Golfer Phil Mickelson’s recent announcement that he has psoriatic arthritis has been blowing up my Google Alerts since his press conference. And though I have read many of the articles about it, I’ve found most of them to be incredibly disappointing. Many of the reporters evidently decided to take what Mickelson said about PsA at face value, instead of doing the five seconds of research that would suggest that starting Enbrel does not mean everything will be coming up roses.
Here’s some of what Mickelson said at the press conference as well as an NBC reporter’s take (via NBC Sports):
Weekly shots have brought the disease under control, and Mickelson said there shouldn’t be any negative impact on his long- or even short-term health.
“I’m surprised at how quickly it’s gone away, and how quickly it’s been able to be managed and controlled,” he said. “I feel 100 percent, like I say. But when I (was) laying there on the couch and I (couldn’t) move, yeah, I had some concerns. But I feel a lot better now.”
Weekly shots of Enbrel lower his immune system, and Mickelson said the difference was noticeable almost immediately.
“I feel great now and things have been much, much better,” he said. “I’ll probably take this drug for about a year, and feel 100 percent. I’ll stop it and see if it goes into remission and it may never come back. It may be gone forever.”
“It’s not that it’s cured, but it may never come back,” he added. “Or if it does come back, I’ll start the treatment again and should be able to live a normal life without having any adverse effects. So I’m not very concerned about it.”
I’m pretty sure that’s not how it works. Since Mickelson went to the Mayo Clinic, I’m hoping his doctors told him biologics, like Enbrel or Humira or Orencia or Remicade — all of which I have been on and all of which stopped working for me after a promising beginning — don’t necessarily always keep on working. For some of us, they may never work or they just might stop helping after awhile.
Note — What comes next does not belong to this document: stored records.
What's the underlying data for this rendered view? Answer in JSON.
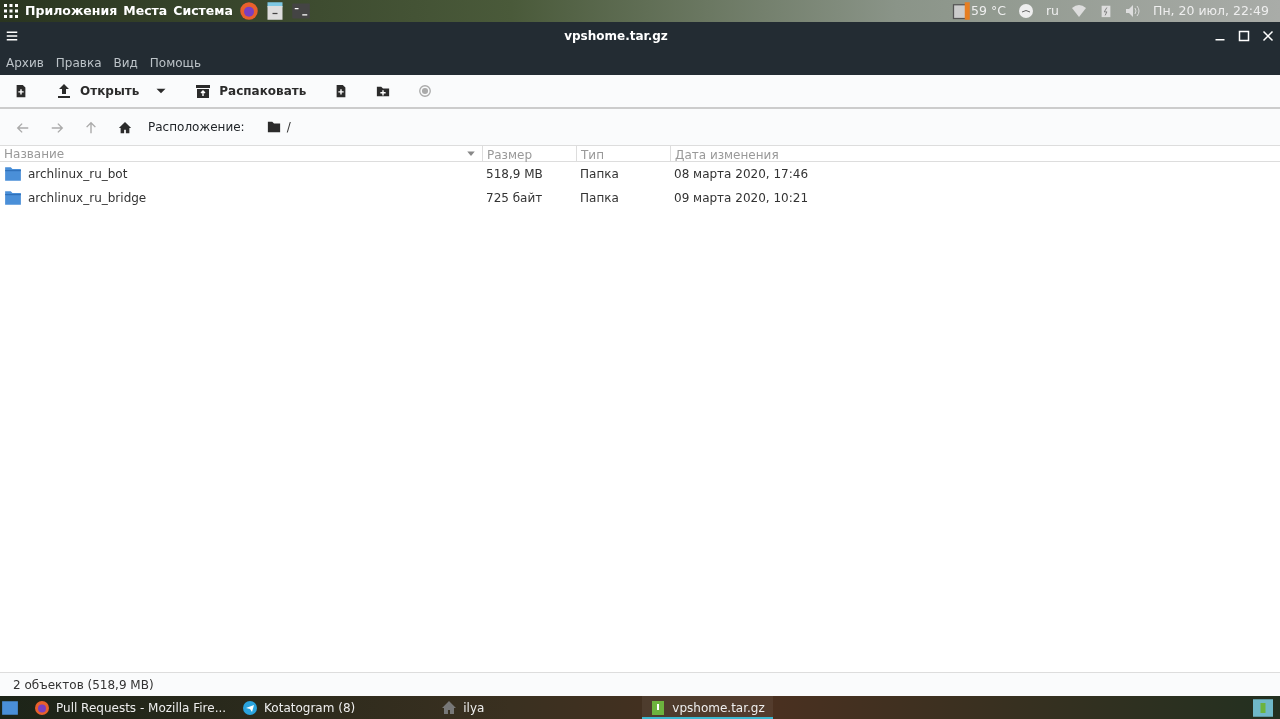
{
  "top_panel": {
    "menus": [
      "Приложения",
      "Места",
      "Система"
    ],
    "temperature": "59 °C",
    "keyboard_layout": "ru",
    "clock": "Пн, 20 июл, 22:49"
  },
  "window": {
    "title": "vpshome.tar.gz"
  },
  "menu_bar": [
    "Архив",
    "Правка",
    "Вид",
    "Помощь"
  ],
  "toolbar": [
    {
      "kind": "icon"
    },
    {
      "kind": "text",
      "label": "Открыть"
    },
    {
      "kind": "dropdown"
    },
    {
      "kind": "text",
      "label": "Распаковать"
    },
    {
      "kind": "icon"
    },
    {
      "kind": "icon"
    },
    {
      "kind": "icon"
    }
  ],
  "location": {
    "label": "Расположение:",
    "path": "/"
  },
  "table": {
    "columns": [
      "Название",
      "Размер",
      "Тип",
      "Дата изменения"
    ],
    "rows": [
      {
        "name": "archlinux_ru_bot",
        "size": "518,9 MB",
        "type": "Папка",
        "modified": "08 марта 2020, 17:46"
      },
      {
        "name": "archlinux_ru_bridge",
        "size": "725 байт",
        "type": "Папка",
        "modified": "09 марта 2020, 10:21"
      }
    ]
  },
  "status_bar": "2 объектов (518,9 MB)",
  "taskbar": [
    {
      "label": "Pull Requests - Mozilla Fire...",
      "selected": false
    },
    {
      "label": "Kotatogram (8)",
      "selected": false
    },
    {
      "label": "ilya",
      "selected": false
    },
    {
      "label": "vpshome.tar.gz",
      "selected": true
    }
  ]
}
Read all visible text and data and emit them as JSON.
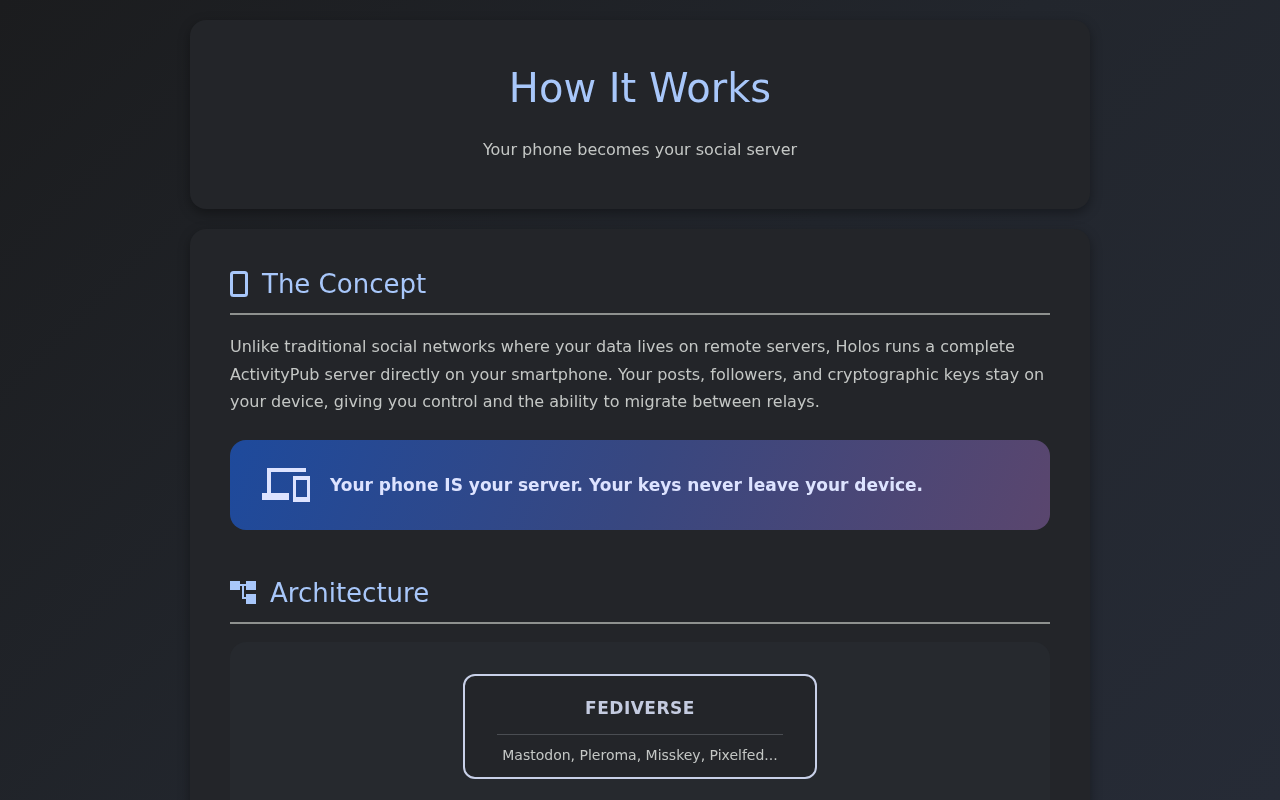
{
  "header": {
    "title": "How It Works",
    "subtitle": "Your phone becomes your social server"
  },
  "sections": [
    {
      "kind": "concept",
      "heading": "The Concept",
      "paragraph": "Unlike traditional social networks where your data lives on remote servers, Holos runs a complete ActivityPub server directly on your smartphone. Your posts, followers, and cryptographic keys stay on your device, giving you control and the ability to migrate between relays.",
      "callout": "Your phone IS your server. Your keys never leave your device."
    },
    {
      "kind": "architecture",
      "heading": "Architecture",
      "nodes": [
        {
          "title": "FEDIVERSE",
          "description": "Mastodon, Pleroma, Misskey, Pixelfed..."
        }
      ]
    }
  ]
}
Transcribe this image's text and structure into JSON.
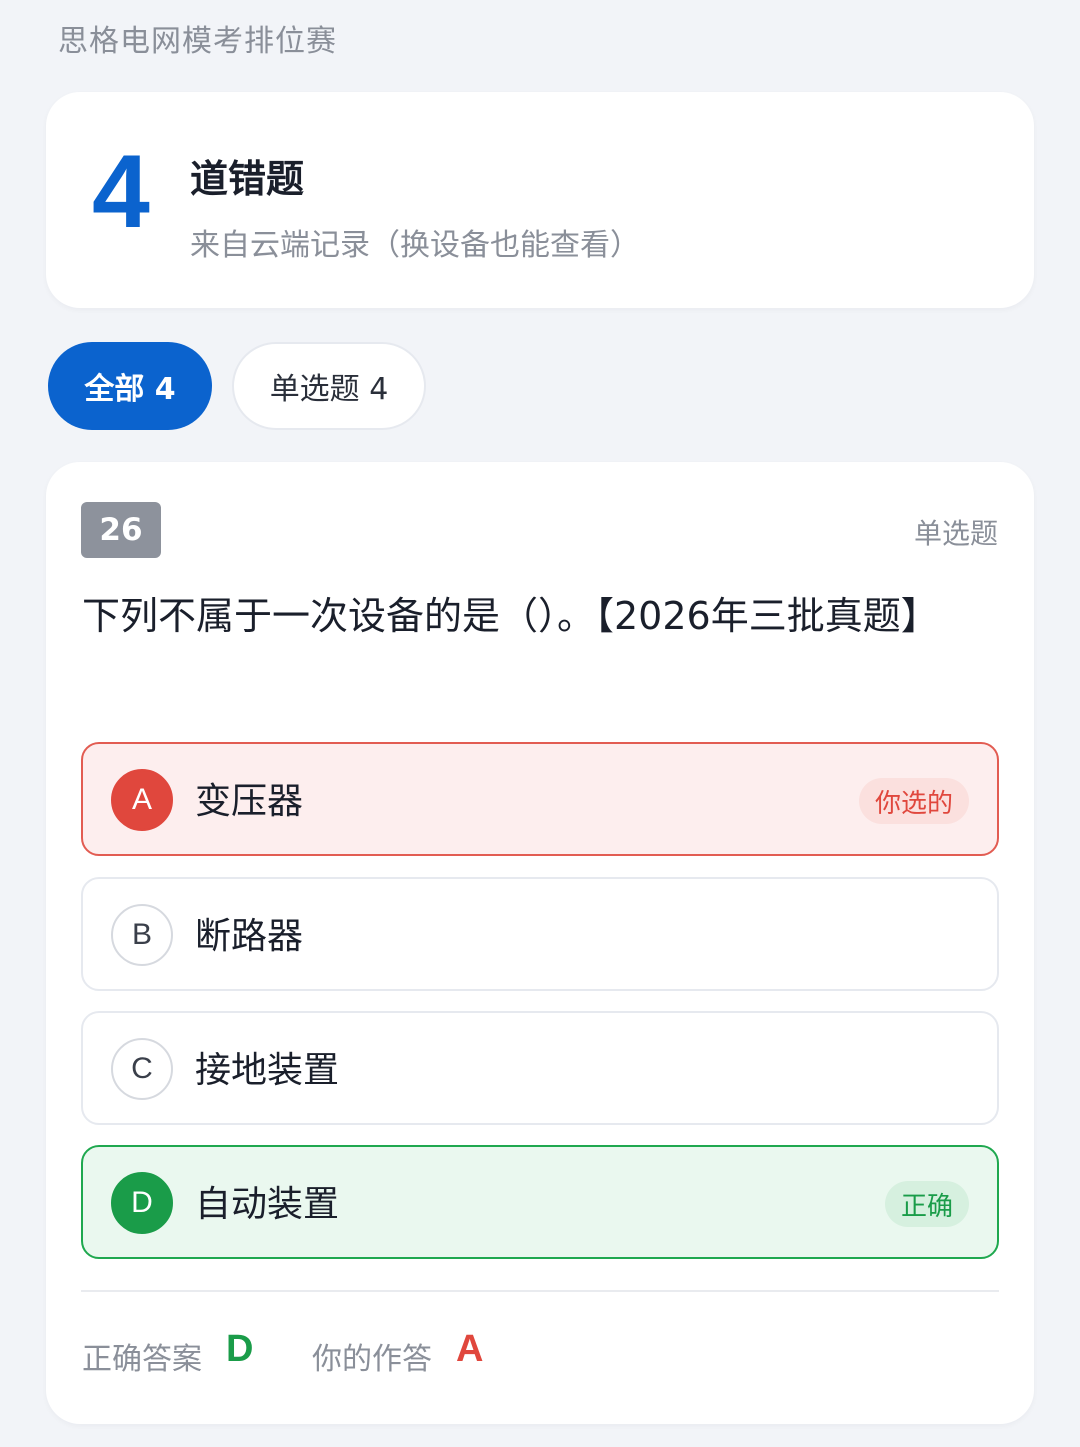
{
  "app_title": "思格电网模考排位赛",
  "summary": {
    "count": "4",
    "title": "道错题",
    "subtitle": "来自云端记录（换设备也能查看）"
  },
  "filters": {
    "all_label": "全部 4",
    "single_label": "单选题 4"
  },
  "question": {
    "number": "26",
    "type": "单选题",
    "text": "下列不属于一次设备的是（）。【2026年三批真题】",
    "options": [
      {
        "letter": "A",
        "text": "变压器",
        "badge": "你选的",
        "state": "wrong"
      },
      {
        "letter": "B",
        "text": "断路器",
        "badge": "",
        "state": "normal"
      },
      {
        "letter": "C",
        "text": "接地装置",
        "badge": "",
        "state": "normal"
      },
      {
        "letter": "D",
        "text": "自动装置",
        "badge": "正确",
        "state": "right"
      }
    ],
    "correct_label": "正确答案",
    "correct_value": "D",
    "your_label": "你的作答",
    "your_value": "A"
  },
  "colors": {
    "accent": "#0b63ce",
    "wrong": "#e0473d",
    "right": "#1a9c49"
  }
}
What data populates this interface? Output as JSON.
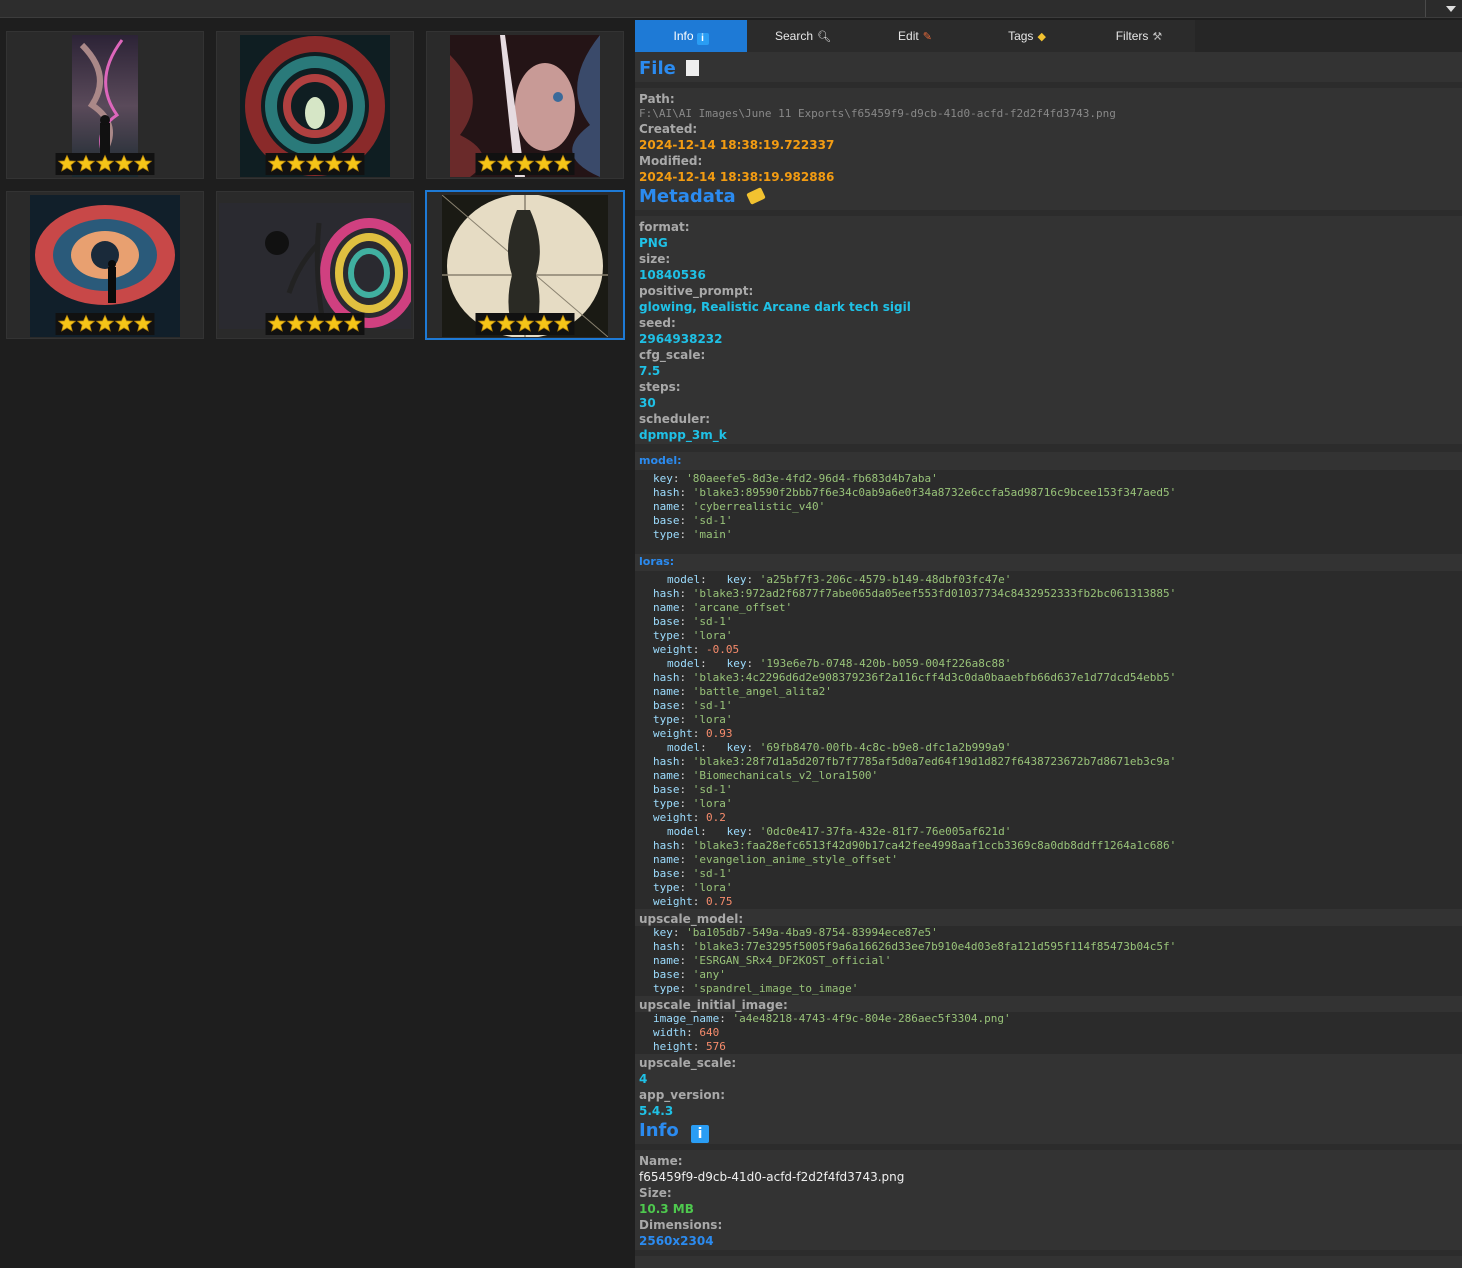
{
  "tabs": [
    {
      "label": "Info",
      "icon": "info-icon"
    },
    {
      "label": "Search",
      "icon": "magnifier-icon"
    },
    {
      "label": "Edit",
      "icon": "pencil-icon"
    },
    {
      "label": "Tags",
      "icon": "tag-icon"
    },
    {
      "label": "Filters",
      "icon": "wrench-icon"
    }
  ],
  "gallery": {
    "thumbnails": [
      {
        "rating": 5,
        "selected": false
      },
      {
        "rating": 5,
        "selected": false
      },
      {
        "rating": 5,
        "selected": false
      },
      {
        "rating": 5,
        "selected": false
      },
      {
        "rating": 5,
        "selected": false
      },
      {
        "rating": 5,
        "selected": true
      }
    ]
  },
  "file": {
    "heading": "File",
    "path_label": "Path:",
    "path": "F:\\AI\\AI Images\\June 11 Exports\\f65459f9-d9cb-41d0-acfd-f2d2f4fd3743.png",
    "created_label": "Created:",
    "created": "2024-12-14 18:38:19.722337",
    "modified_label": "Modified:",
    "modified": "2024-12-14 18:38:19.982886"
  },
  "metadata": {
    "heading": "Metadata",
    "format_label": "format:",
    "format": "PNG",
    "size_label": "size:",
    "size": "10840536",
    "positive_prompt_label": "positive_prompt:",
    "positive_prompt": "glowing, Realistic Arcane dark tech sigil",
    "seed_label": "seed:",
    "seed": "2964938232",
    "cfg_scale_label": "cfg_scale:",
    "cfg_scale": "7.5",
    "steps_label": "steps:",
    "steps": "30",
    "scheduler_label": "scheduler:",
    "scheduler": "dpmpp_3m_k",
    "model_label": "model:",
    "model": {
      "key": "'80aeefe5-8d3e-4fd2-96d4-fb683d4b7aba'",
      "hash": "'blake3:89590f2bbb7f6e34c0ab9a6e0f34a8732e6ccfa5ad98716c9bcee153f347aed5'",
      "name": "'cyberrealistic_v40'",
      "base": "'sd-1'",
      "type": "'main'"
    },
    "loras_label": "loras:",
    "loras": [
      {
        "key": "'a25bf7f3-206c-4579-b149-48dbf03fc47e'",
        "hash": "'blake3:972ad2f6877f7abe065da05eef553fd01037734c8432952333fb2bc061313885'",
        "name": "'arcane_offset'",
        "base": "'sd-1'",
        "type": "'lora'",
        "weight": "-0.05"
      },
      {
        "key": "'193e6e7b-0748-420b-b059-004f226a8c88'",
        "hash": "'blake3:4c2296d6d2e908379236f2a116cff4d3c0da0baaebfb66d637e1d77dcd54ebb5'",
        "name": "'battle_angel_alita2'",
        "base": "'sd-1'",
        "type": "'lora'",
        "weight": "0.93"
      },
      {
        "key": "'69fb8470-00fb-4c8c-b9e8-dfc1a2b999a9'",
        "hash": "'blake3:28f7d1a5d207fb7f7785af5d0a7ed64f19d1d827f6438723672b7d8671eb3c9a'",
        "name": "'Biomechanicals_v2_lora1500'",
        "base": "'sd-1'",
        "type": "'lora'",
        "weight": "0.2"
      },
      {
        "key": "'0dc0e417-37fa-432e-81f7-76e005af621d'",
        "hash": "'blake3:faa28efc6513f42d90b17ca42fee4998aaf1ccb3369c8a0db8ddff1264a1c686'",
        "name": "'evangelion_anime_style_offset'",
        "base": "'sd-1'",
        "type": "'lora'",
        "weight": "0.75"
      }
    ],
    "upscale_model_label": "upscale_model:",
    "upscale_model": {
      "key": "'ba105db7-549a-4ba9-8754-83994ece87e5'",
      "hash": "'blake3:77e3295f5005f9a6a16626d33ee7b910e4d03e8fa121d595f114f85473b04c5f'",
      "name": "'ESRGAN_SRx4_DF2KOST_official'",
      "base": "'any'",
      "type": "'spandrel_image_to_image'"
    },
    "upscale_initial_image_label": "upscale_initial_image:",
    "upscale_initial_image": {
      "image_name": "'a4e48218-4743-4f9c-804e-286aec5f3304.png'",
      "width": "640",
      "height": "576"
    },
    "upscale_scale_label": "upscale_scale:",
    "upscale_scale": "4",
    "app_version_label": "app_version:",
    "app_version": "5.4.3"
  },
  "info": {
    "heading": "Info",
    "name_label": "Name:",
    "name": "f65459f9-d9cb-41d0-acfd-f2d2f4fd3743.png",
    "size_label": "Size:",
    "size": "10.3 MB",
    "dimensions_label": "Dimensions:",
    "dimensions": "2560x2304"
  },
  "colors": {
    "accent": "#1e7ad6",
    "heading": "#2b8bf0",
    "value_cyan": "#1fc1e6",
    "value_orange": "#f39c12",
    "value_green": "#4ec94e"
  }
}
Regardless, psoriatic arthritis — a chronic, potentially debilitating condition — is something to be concerned about regardless of whether the current treatment is working. This New York Times article does better job of explaining what Mickelson faces. And I get why Mickelson is (hopefully) just downplaying the seriousness of what he has. When I was first diagnosed, I didn’t really want to face it either. I did the same thing, though my doctor’s optimism led me to believe it wouldn’t be so bad.
Still, it’s really disappointing that the many reporters didn’t take the time to take a step back and phone a dermatologist or a rheumatologist or even hop onto the National Psoriasis Foundation’s website to find out more than what Mickelson was saying. Now, I’m sure there are many people out there thinking PsA isn’t a big deal, that it’s just a matter of popping onto a drug for about a year and everything will be hunky-dory. Never mind that Enbrel, and other biologics, are powerful meds with potentially dangerous side effects. Never mind that psoriatic arthritis is different than the arthritis Grandma has in her knee, that it’s a chronic condition.
I think it’s a shame that what could have been a really great opportunity to raise awareness about immuno-arthritis and other chronic illnesses has turned into a joke, with sports writers devoting more space to Mickelson’s turn to vegetarianism than to his disease.
I hope that Mickelson’s predictions come true for him. I hope it does only take a year on Enbrel and his symptoms never come back. But even if they don’t, his PsA isn’t gone just because his joints don’t hurt. I hope Mickelson’s symptoms go away for good, but I won’t hold my breath.